Cohousing is a model of residential light footprint planning that blends private space with shared resources. It originated in Denmark in the 1960’s and was adopted enthusiastically in America and the UK. Interest is now growing in Australia and innovative housing projects in both urban and rural environments, are drawing on the core elements of successful cohousing developments around the world.
The spatial planning of a traditional cohousing precinct encourages social interconnectedness with detached or conjoined dwellings built close together facing a central shared garden or courtyard. The optimal size is generally considered to be a group of 25-35 households. Front doors open onto paths, gardens and play spaces while vehicles (often shared) and fenced areas are at the back.

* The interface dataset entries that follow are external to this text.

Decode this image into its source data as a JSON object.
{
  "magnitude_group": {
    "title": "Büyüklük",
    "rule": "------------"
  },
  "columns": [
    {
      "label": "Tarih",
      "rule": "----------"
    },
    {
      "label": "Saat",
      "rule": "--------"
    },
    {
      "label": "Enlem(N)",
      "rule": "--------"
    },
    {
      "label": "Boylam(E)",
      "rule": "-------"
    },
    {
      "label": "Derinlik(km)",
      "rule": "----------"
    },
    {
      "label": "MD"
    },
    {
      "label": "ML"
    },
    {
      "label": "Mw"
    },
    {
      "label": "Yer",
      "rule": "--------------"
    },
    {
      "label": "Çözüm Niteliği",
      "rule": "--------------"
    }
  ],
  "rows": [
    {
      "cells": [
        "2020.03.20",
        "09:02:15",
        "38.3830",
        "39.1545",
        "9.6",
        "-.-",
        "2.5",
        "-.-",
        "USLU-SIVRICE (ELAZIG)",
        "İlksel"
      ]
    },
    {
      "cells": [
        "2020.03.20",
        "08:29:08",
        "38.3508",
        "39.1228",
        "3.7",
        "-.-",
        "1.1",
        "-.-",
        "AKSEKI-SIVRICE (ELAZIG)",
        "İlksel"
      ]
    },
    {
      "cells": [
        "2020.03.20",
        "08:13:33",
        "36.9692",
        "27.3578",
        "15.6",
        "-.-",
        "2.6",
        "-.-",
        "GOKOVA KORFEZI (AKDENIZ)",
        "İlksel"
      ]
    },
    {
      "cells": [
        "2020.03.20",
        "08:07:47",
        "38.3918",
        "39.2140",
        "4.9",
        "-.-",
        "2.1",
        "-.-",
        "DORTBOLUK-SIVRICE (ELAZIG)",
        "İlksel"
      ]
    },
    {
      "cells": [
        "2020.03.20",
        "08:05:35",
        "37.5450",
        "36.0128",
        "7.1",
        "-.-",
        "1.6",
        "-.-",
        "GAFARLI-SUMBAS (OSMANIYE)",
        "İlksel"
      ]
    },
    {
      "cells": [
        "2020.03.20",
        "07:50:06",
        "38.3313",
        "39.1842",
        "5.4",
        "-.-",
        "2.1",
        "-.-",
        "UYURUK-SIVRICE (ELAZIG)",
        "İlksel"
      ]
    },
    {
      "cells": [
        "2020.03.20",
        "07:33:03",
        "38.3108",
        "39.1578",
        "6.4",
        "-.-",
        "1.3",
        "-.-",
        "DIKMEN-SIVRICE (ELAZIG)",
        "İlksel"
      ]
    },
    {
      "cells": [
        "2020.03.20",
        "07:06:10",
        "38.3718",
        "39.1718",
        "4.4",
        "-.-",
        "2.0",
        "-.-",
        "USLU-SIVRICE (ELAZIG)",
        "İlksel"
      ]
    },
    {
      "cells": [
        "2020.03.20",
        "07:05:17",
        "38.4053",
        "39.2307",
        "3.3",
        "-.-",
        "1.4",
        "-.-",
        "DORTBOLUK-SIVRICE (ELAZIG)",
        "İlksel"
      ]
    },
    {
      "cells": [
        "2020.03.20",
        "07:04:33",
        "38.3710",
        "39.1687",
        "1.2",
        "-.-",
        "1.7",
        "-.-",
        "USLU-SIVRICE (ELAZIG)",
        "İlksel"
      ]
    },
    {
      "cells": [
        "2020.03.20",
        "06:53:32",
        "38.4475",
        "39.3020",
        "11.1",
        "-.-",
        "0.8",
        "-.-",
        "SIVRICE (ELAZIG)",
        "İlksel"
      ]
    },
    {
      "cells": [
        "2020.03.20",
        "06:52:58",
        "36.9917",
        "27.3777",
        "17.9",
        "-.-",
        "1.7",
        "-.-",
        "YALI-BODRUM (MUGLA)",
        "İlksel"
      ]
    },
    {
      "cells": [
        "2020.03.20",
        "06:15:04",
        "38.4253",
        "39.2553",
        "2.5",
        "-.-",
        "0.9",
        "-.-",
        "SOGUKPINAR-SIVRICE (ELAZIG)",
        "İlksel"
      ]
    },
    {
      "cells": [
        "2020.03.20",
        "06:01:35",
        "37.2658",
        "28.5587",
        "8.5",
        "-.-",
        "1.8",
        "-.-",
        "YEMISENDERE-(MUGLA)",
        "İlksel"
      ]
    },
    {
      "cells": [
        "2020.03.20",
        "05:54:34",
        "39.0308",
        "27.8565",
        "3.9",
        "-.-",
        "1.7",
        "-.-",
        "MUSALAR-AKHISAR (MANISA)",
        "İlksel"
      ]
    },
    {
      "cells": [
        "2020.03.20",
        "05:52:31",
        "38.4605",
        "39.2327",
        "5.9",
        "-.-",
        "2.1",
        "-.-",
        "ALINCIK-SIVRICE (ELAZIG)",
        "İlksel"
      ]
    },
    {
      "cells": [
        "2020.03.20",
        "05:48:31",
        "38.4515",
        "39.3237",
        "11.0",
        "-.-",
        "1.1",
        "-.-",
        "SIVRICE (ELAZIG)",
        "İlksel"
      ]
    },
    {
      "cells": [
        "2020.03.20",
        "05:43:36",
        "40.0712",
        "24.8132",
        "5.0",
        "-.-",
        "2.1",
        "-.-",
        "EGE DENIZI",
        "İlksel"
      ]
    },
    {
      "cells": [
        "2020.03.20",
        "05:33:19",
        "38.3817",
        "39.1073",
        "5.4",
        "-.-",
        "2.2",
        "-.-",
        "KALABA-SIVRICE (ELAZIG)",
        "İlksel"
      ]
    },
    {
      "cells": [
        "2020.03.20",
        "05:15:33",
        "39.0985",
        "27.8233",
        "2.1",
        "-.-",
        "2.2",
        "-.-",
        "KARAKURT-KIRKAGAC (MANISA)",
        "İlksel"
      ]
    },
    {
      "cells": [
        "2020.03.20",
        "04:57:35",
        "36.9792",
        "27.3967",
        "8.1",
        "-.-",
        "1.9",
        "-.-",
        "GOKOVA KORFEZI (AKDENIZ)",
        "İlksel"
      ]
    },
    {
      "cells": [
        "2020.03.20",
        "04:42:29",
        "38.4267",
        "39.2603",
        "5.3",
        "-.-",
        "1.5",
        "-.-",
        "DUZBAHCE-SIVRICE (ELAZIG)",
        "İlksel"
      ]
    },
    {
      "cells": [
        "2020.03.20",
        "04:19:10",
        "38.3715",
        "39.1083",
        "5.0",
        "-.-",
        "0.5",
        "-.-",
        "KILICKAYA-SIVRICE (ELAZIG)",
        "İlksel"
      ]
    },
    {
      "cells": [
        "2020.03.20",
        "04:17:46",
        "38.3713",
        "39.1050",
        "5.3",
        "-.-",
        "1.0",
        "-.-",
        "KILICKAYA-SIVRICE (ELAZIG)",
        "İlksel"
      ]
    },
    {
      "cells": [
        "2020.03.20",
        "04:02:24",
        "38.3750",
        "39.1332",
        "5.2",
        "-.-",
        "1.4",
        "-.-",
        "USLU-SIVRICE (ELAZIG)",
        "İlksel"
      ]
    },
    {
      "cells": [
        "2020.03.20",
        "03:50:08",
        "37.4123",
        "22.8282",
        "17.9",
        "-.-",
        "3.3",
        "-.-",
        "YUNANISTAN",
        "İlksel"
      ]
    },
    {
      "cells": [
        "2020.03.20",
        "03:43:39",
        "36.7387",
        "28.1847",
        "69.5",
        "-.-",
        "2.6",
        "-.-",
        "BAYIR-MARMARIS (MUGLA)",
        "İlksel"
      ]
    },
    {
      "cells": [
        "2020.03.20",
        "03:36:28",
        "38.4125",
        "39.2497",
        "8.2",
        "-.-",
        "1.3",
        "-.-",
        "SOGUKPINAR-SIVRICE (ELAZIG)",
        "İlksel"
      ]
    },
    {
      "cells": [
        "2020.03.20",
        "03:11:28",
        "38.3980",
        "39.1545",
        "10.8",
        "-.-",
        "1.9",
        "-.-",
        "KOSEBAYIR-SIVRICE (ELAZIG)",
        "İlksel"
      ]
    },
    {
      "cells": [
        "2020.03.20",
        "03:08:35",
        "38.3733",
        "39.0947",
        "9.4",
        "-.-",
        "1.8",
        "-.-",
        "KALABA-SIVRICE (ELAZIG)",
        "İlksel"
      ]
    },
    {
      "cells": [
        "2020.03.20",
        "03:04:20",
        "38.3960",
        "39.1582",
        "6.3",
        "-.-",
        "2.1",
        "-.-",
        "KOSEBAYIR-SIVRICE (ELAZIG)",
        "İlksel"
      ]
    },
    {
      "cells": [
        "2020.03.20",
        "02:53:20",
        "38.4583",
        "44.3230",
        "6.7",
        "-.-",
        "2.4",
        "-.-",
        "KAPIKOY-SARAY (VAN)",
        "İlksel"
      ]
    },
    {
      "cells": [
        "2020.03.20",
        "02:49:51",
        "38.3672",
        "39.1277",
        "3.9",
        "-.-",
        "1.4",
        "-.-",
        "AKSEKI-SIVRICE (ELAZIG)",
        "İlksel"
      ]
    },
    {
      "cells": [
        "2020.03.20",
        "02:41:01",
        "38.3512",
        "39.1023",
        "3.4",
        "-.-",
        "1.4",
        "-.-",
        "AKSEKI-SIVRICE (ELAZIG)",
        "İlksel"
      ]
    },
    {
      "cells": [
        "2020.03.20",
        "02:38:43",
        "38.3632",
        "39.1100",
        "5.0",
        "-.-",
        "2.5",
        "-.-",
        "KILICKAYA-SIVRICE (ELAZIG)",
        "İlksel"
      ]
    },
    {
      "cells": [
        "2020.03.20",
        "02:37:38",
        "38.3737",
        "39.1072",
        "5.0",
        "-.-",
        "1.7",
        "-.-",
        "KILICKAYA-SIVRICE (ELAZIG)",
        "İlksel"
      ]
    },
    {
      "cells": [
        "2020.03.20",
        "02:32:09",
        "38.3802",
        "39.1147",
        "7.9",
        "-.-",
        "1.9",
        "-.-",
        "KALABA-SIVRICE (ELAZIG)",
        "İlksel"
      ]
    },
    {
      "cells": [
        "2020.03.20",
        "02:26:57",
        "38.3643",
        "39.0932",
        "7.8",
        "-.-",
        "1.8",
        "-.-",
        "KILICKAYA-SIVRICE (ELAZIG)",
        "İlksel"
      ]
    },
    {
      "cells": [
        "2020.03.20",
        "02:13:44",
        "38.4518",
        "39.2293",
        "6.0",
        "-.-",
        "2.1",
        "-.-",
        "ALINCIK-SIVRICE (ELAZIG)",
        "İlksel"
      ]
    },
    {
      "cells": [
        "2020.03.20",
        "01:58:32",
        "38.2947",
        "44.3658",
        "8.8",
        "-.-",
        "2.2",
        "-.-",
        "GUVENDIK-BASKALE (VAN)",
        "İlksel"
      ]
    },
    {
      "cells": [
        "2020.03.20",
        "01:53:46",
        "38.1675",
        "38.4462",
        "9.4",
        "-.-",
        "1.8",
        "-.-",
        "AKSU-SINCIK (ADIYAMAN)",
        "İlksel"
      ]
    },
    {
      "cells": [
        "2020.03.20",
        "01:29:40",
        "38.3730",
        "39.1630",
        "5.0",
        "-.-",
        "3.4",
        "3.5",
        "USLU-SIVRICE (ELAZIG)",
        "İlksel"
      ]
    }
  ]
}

Cohousing design incorporates a Common House or common areas within a multi-use building. The Common House, if separate, is often the visual focus of the layout. It is both the social hub and practical adjunct to the private dwellings. While cooking, sleeping, showering etc are all available in the privacy of each residence, the Common House enables everyone to celebrate and share together. There will be somewhere to cook and eat, plus options such as laundry, guest accommodation, games room, tool shed, art studio or other spaces to meet the needs of residents.

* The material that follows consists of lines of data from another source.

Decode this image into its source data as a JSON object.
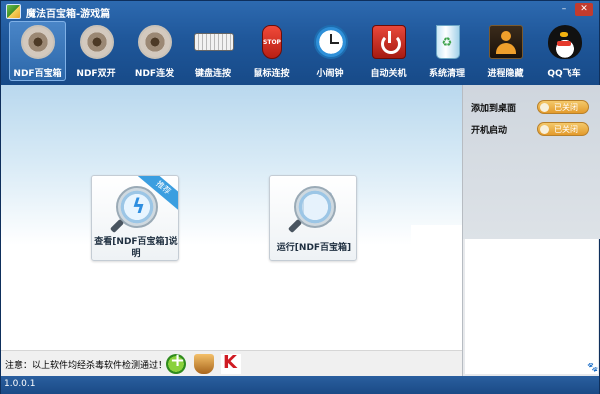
{
  "window": {
    "title": "魔法百宝箱-游戏篇",
    "controls": {
      "minimize": "–",
      "close": "✕"
    }
  },
  "toolbar": {
    "items": [
      {
        "label": "NDF百宝箱",
        "icon": "disc-icon",
        "active": true
      },
      {
        "label": "NDF双开",
        "icon": "disc-icon"
      },
      {
        "label": "NDF连发",
        "icon": "disc-icon"
      },
      {
        "label": "键盘连按",
        "icon": "keyboard-icon"
      },
      {
        "label": "鼠标连按",
        "icon": "mouse-stop-icon",
        "icon_text": "STOP"
      },
      {
        "label": "小闹钟",
        "icon": "alarm-clock-icon"
      },
      {
        "label": "自动关机",
        "icon": "power-icon"
      },
      {
        "label": "系统清理",
        "icon": "recycle-bin-icon"
      },
      {
        "label": "进程隐藏",
        "icon": "user-hidden-icon"
      },
      {
        "label": "QQ飞车",
        "icon": "qq-penguin-icon"
      }
    ]
  },
  "main": {
    "cards": [
      {
        "label": "查看[NDF百宝箱]说明",
        "ribbon": "推荐",
        "icon": "magnifier-lightning-icon"
      },
      {
        "label": "运行[NDF百宝箱]",
        "icon": "magnifier-disk-icon"
      }
    ],
    "notice": "注意：以上软件均经杀毒软件检测通过！",
    "antivirus_icons": [
      "360-icon",
      "jinshan-icon",
      "kaspersky-icon"
    ],
    "paw_glyph": "🐾"
  },
  "settings": {
    "rows": [
      {
        "label": "添加到桌面",
        "toggle": "已关闭"
      },
      {
        "label": "开机启动",
        "toggle": "已关闭"
      }
    ]
  },
  "status": {
    "version": "1.0.0.1"
  },
  "colors": {
    "header": "#1f579a",
    "toggle": "#e8a030",
    "accent": "#3b9ee0"
  }
}
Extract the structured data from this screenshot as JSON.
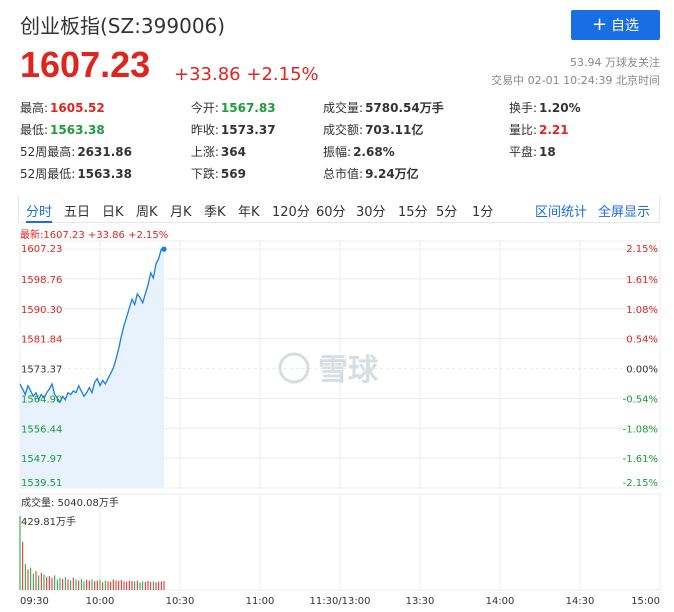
{
  "header": {
    "title": "创业板指(SZ:399006)",
    "add_label": "自选",
    "add_symbol": "+"
  },
  "price": {
    "current": "1607.23",
    "change": "+33.86",
    "change_pct": "+2.15%",
    "followers": "53.94 万球友关注",
    "status_time": "交易中 02-01 10:24:39 北京时间"
  },
  "quote": {
    "rows": [
      [
        {
          "label": "最高:",
          "value": "1605.52",
          "color": "up"
        },
        {
          "label": "今开:",
          "value": "1567.83",
          "color": "down"
        },
        {
          "label": "成交量:",
          "value": "5780.54万手",
          "color": ""
        },
        {
          "label": "换手:",
          "value": "1.20%",
          "color": ""
        }
      ],
      [
        {
          "label": "最低:",
          "value": "1563.38",
          "color": "down"
        },
        {
          "label": "昨收:",
          "value": "1573.37",
          "color": ""
        },
        {
          "label": "成交额:",
          "value": "703.11亿",
          "color": ""
        },
        {
          "label": "量比:",
          "value": "2.21",
          "color": "up"
        }
      ],
      [
        {
          "label": "52周最高:",
          "value": "2631.86",
          "color": ""
        },
        {
          "label": "上涨:",
          "value": "364",
          "color": ""
        },
        {
          "label": "振幅:",
          "value": "2.68%",
          "color": ""
        },
        {
          "label": "平盘:",
          "value": "18",
          "color": ""
        }
      ],
      [
        {
          "label": "52周最低:",
          "value": "1563.38",
          "color": ""
        },
        {
          "label": "下跌:",
          "value": "569",
          "color": ""
        },
        {
          "label": "总市值:",
          "value": "9.24万亿",
          "color": ""
        },
        {
          "label": "",
          "value": "",
          "color": ""
        }
      ]
    ]
  },
  "tabs": {
    "items": [
      "分时",
      "五日",
      "日K",
      "周K",
      "月K",
      "季K",
      "年K",
      "120分",
      "60分",
      "30分",
      "15分",
      "5分",
      "1分"
    ],
    "active": "分时",
    "right": [
      "区间统计",
      "全屏显示"
    ]
  },
  "chart_meta": {
    "latest_label": "最新:1607.23 +33.86 +2.15%",
    "volume_label": "成交量: 5040.08万手",
    "volume_max_label": "429.81万手",
    "watermark": "雪球",
    "colors": {
      "up": "#e0251f",
      "down": "#1e9b3a",
      "line": "#1a7ee3",
      "fill": "#e8f2fd",
      "grid": "#ececec"
    }
  },
  "chart_data": {
    "type": "line",
    "prev_close": 1573.37,
    "y_left_ticks": [
      "1607.23",
      "1598.76",
      "1590.30",
      "1581.84",
      "1573.37",
      "1564.90",
      "1556.44",
      "1547.97",
      "1539.51"
    ],
    "y_right_ticks": [
      "2.15%",
      "1.61%",
      "1.08%",
      "0.54%",
      "0.00%",
      "-0.54%",
      "-1.08%",
      "-1.61%",
      "-2.15%"
    ],
    "ylim": [
      1539.51,
      1607.23
    ],
    "x_ticks": [
      "09:30",
      "10:00",
      "10:30",
      "11:00",
      "11:30/13:00",
      "13:30",
      "14:00",
      "14:30",
      "15:00"
    ],
    "total_minutes": 240,
    "price_series": [
      1569.0,
      1567.5,
      1566.0,
      1568.5,
      1567.0,
      1565.5,
      1566.5,
      1564.5,
      1566.0,
      1565.0,
      1566.5,
      1567.5,
      1569.0,
      1566.0,
      1565.0,
      1563.8,
      1565.5,
      1564.5,
      1566.5,
      1566.0,
      1567.0,
      1566.5,
      1568.5,
      1567.0,
      1565.5,
      1566.5,
      1568.0,
      1566.5,
      1569.5,
      1570.5,
      1568.5,
      1570.0,
      1569.0,
      1570.5,
      1572.0,
      1573.5,
      1576.0,
      1579.0,
      1582.5,
      1585.5,
      1588.0,
      1590.5,
      1593.0,
      1591.5,
      1594.5,
      1593.5,
      1592.0,
      1594.5,
      1597.0,
      1600.5,
      1599.0,
      1603.0,
      1604.5,
      1607.2,
      1607.2
    ],
    "volume_series": [
      429.8,
      280,
      150,
      120,
      130,
      95,
      110,
      85,
      100,
      90,
      75,
      80,
      70,
      85,
      60,
      70,
      65,
      75,
      60,
      55,
      70,
      60,
      55,
      65,
      50,
      60,
      55,
      60,
      50,
      55,
      60,
      45,
      55,
      50,
      48,
      60,
      55,
      52,
      58,
      50,
      48,
      55,
      52,
      50,
      55,
      45,
      50,
      48,
      52,
      47,
      50,
      45,
      48,
      50,
      52
    ],
    "volume_up_flags": [
      0,
      1,
      0,
      1,
      0,
      0,
      1,
      0,
      1,
      0,
      1,
      1,
      1,
      0,
      0,
      0,
      1,
      0,
      1,
      0,
      1,
      0,
      1,
      0,
      0,
      1,
      1,
      0,
      1,
      1,
      0,
      1,
      0,
      1,
      1,
      1,
      1,
      1,
      1,
      1,
      1,
      1,
      1,
      0,
      1,
      0,
      0,
      1,
      1,
      1,
      0,
      1,
      1,
      1,
      1
    ]
  }
}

Narara Ecovillage integrates the social, economic and environmental benefits of the cohousing model in creative ways. In Stage 1 the unique cluster development of 18 units uses a very small land footprint. It is close to existing community amenities at the heart of the ecovillage.

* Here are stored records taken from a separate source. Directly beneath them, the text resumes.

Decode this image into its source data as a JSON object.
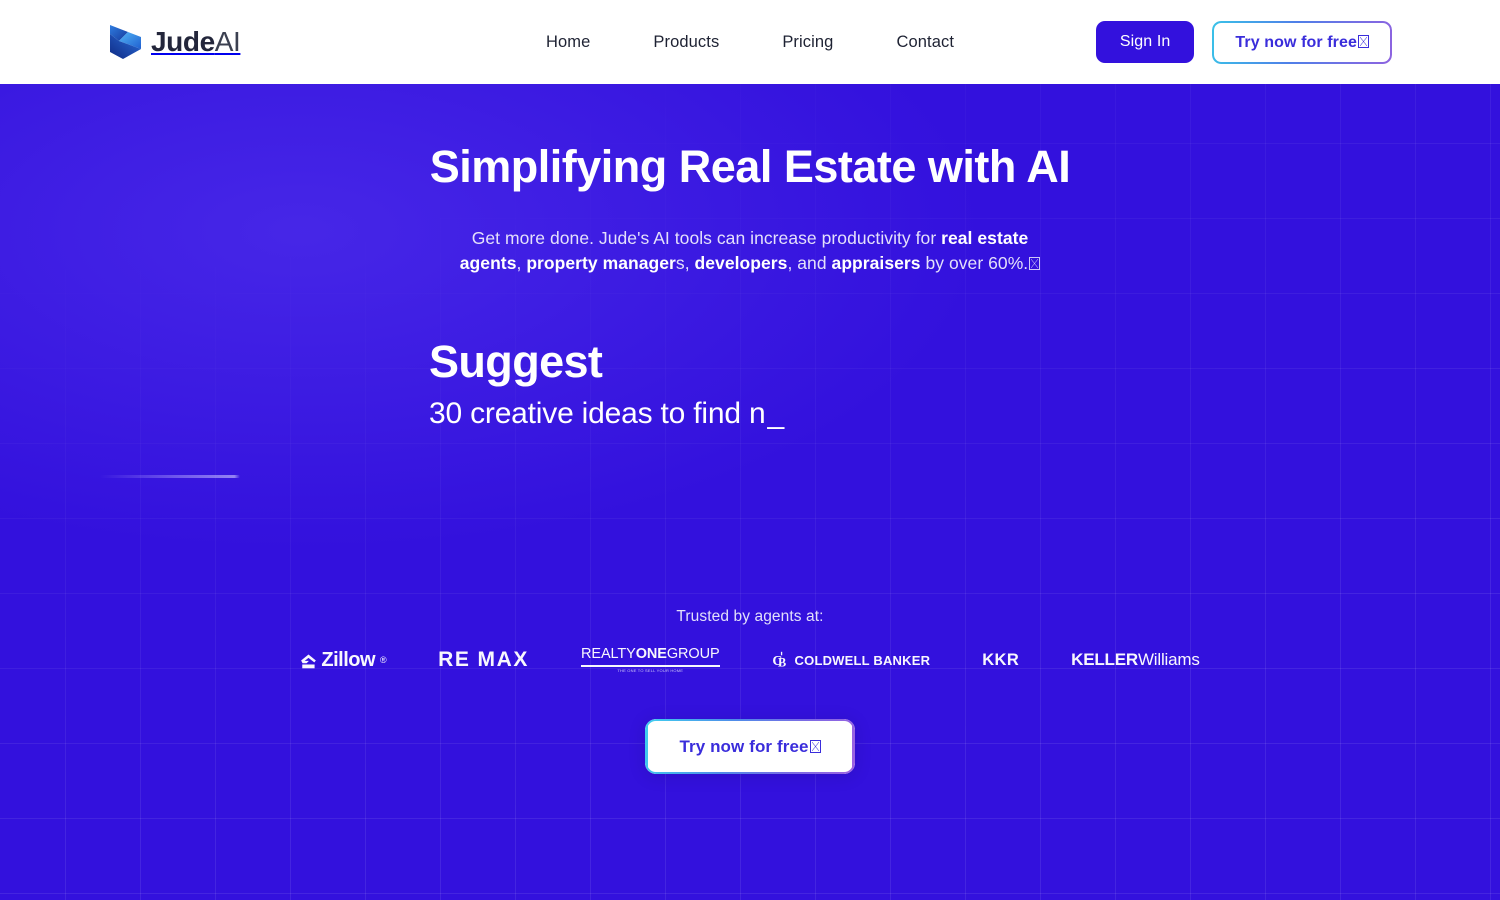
{
  "brand": {
    "name_bold": "Jude",
    "name_light": "AI",
    "logo_icon": "judeai-arrow-logo"
  },
  "nav": {
    "items": [
      {
        "label": "Home"
      },
      {
        "label": "Products"
      },
      {
        "label": "Pricing"
      },
      {
        "label": "Contact"
      }
    ]
  },
  "header_actions": {
    "sign_in_label": "Sign In",
    "try_free_label": "Try now for free"
  },
  "hero": {
    "title": "Simplifying Real Estate with AI",
    "subtitle": {
      "part1": "Get more done. Jude's AI tools can increase productivity for ",
      "bold1": "real estate agents",
      "part2": ", ",
      "bold2": "property manager",
      "part3": "s, ",
      "bold3": "developers",
      "part4": ", and ",
      "bold4": "appraisers",
      "part5": " by over 60%."
    },
    "typewriter": {
      "heading": "Suggest",
      "line": "30 creative ideas to find n",
      "caret": "_"
    },
    "cta_label": "Try now for free"
  },
  "trusted": {
    "label": "Trusted by agents at:",
    "logos": [
      {
        "id": "zillow",
        "name": "Zillow",
        "tm": "®"
      },
      {
        "id": "remax",
        "part_a": "RE",
        "part_b": "MAX"
      },
      {
        "id": "realty-one-group",
        "thin_a": "REALTY",
        "thick": "ONE",
        "thin_b": "GROUP",
        "tagline": "THE ONE TO SELL YOUR HOME"
      },
      {
        "id": "coldwell-banker",
        "name": "COLDWELL BANKER"
      },
      {
        "id": "kkr",
        "name": "KKR"
      },
      {
        "id": "keller-williams",
        "bold": "KELLER",
        "light": "Williams"
      }
    ]
  },
  "colors": {
    "background": "#3311dd",
    "header_bg": "#ffffff",
    "accent_button": "#3311dd",
    "cta_text": "#3a2ddb",
    "gradient_start": "#3fd0ef",
    "gradient_end": "#9d62e2"
  }
}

Our Stage 2 Master Plan incorporates a sector demonstrating a more classic cohousing layout with a Common House and small lots around a central open green space. There are no fences between houses and pathways through community gardens lead to the extensive land of the Narara Valley for which all ecovillage members share responsibility.
We practice the cohousing principles of collaborative decision-making, reduced consumption, sharing resources and supporting one another in our community values as well as our governance and decision-making.